  31. Baylis SA, Koc O, Nick S, Blümel J. Widespread distribution of hepatitis E virus in plasma fractionation pools.Vox Sang. 2012;102(2):182-3. DOI: 10.1111/j.1423-0410.2011.01527.x PMID: 21806631

  32. Beale MA, Tettmar K, Szypulska R, Tedder RS, Ijaz S. Is there evidence of recent hepatitis E virus infection in English and North Welsh blood donors?Vox Sang. 2011;100(3):340-2. DOI: 10.1111/j.1423-0410.2010.01412.x PMID: 21392024

  33. Pischke S, Behrendt P, Bock CT, Jilg W, Manns MP, Wedemeyer H. Hepatitis E in Germany--an under-reported infectious disease.Dtsch Arztebl Int. 2014;111(35-36):577-83.PMID: 25249359
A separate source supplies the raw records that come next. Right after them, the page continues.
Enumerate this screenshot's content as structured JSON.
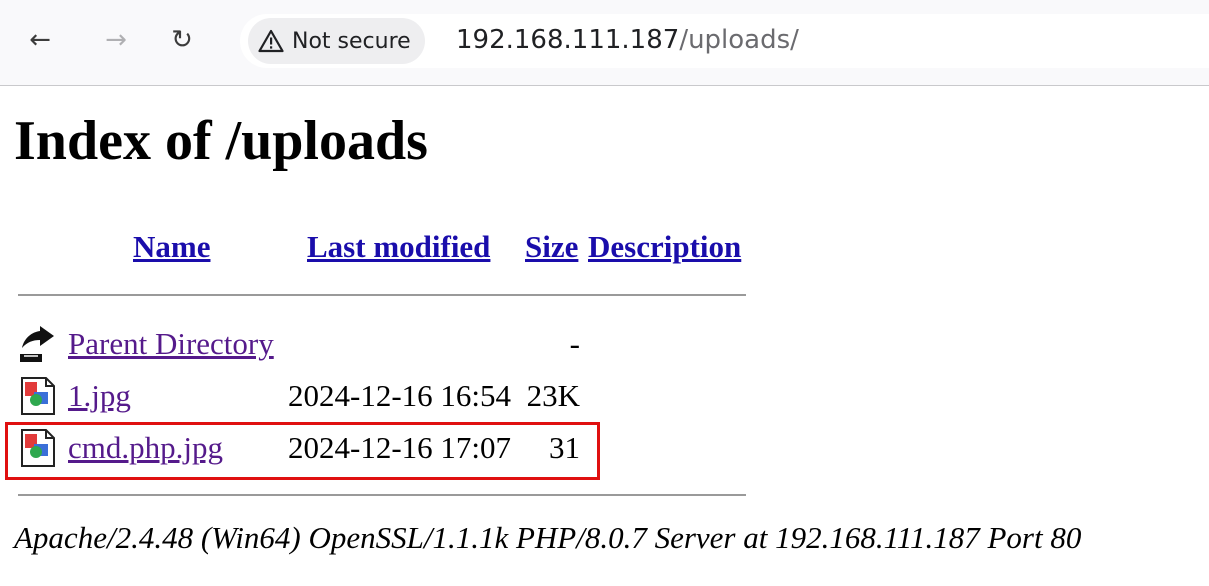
{
  "browser": {
    "security_label": "Not secure",
    "url_host": "192.168.111.187",
    "url_path": "/uploads/"
  },
  "page": {
    "title": "Index of /uploads",
    "columns": {
      "name": "Name",
      "last_modified": "Last modified",
      "size": "Size",
      "description": "Description"
    },
    "parent": {
      "name": "Parent Directory",
      "size": "-"
    },
    "files": [
      {
        "name": "1.jpg",
        "modified": "2024-12-16 16:54",
        "size": "23K",
        "icon": "image-file-icon"
      },
      {
        "name": "cmd.php.jpg",
        "modified": "2024-12-16 17:07",
        "size": "31",
        "icon": "image-file-icon"
      }
    ],
    "server_signature": "Apache/2.4.48 (Win64) OpenSSL/1.1.1k PHP/8.0.7 Server at 192.168.111.187 Port 80"
  },
  "colors": {
    "link": "#1a0dab",
    "visited_link": "#551a8b",
    "highlight_box": "#e01010"
  }
}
  34. Féray C, Pawlotsky JM, Roque-Afonso AM, Samuel D, Dhumeaux D. Should we screen blood products for hepatitis E virus RNA?Lancet. 2014;383(9913):218. DOI: 10.1016/S0140-6736(14)60072-6 PMID: 24439737

  35. Juhl D, Baylis SA, Blümel J, Görg S, Hennig H. Seroprevalence and incidence of hepatitis E virus infection in German blood donors.Transfusion. 2014;54(1):49-56. DOI: 10.1111/trf.12121 PMID: 23441647



Back to Table of Contents
Previous Download (pdf)
Next

The publisher’s policy on data collection and use of cookies.

Disclaimer: The opinions expressed by authors contributing to Eurosurveillance do not necessarily reflect the opinions of the European Centre for Disease Prevention and Control (ECDC) or the editorial team or the institutions with which the authors are affiliated. Neither ECDC nor any person acting on behalf of ECDC is responsible for the use that might be made of the information in this journal. The information provided on the Eurosurveillance site is designed to support, not replace, the relationship that exists between a patient/site visitor and his/her physician. Our website does not host any form of commercial advertisement. Except where otherwise stated, all manuscripts published after 1 January 2016 will be published under the Creative Commons Attribution (CC BY) licence. You are free to share and adapt the material, but you must give appropriate credit, provide a link to the licence, and indicate if changes were made. You may do so in any reasonable manner, but not in any way that suggests the licensor endorses you or your use.

Eurosurveillance [ISSN] - ©2007-2016. All rights reserved
 

This website is certified by Health On the Net Foundation. Click to verify. This site complies with the HONcode standard for trustworthy health information:
verify here.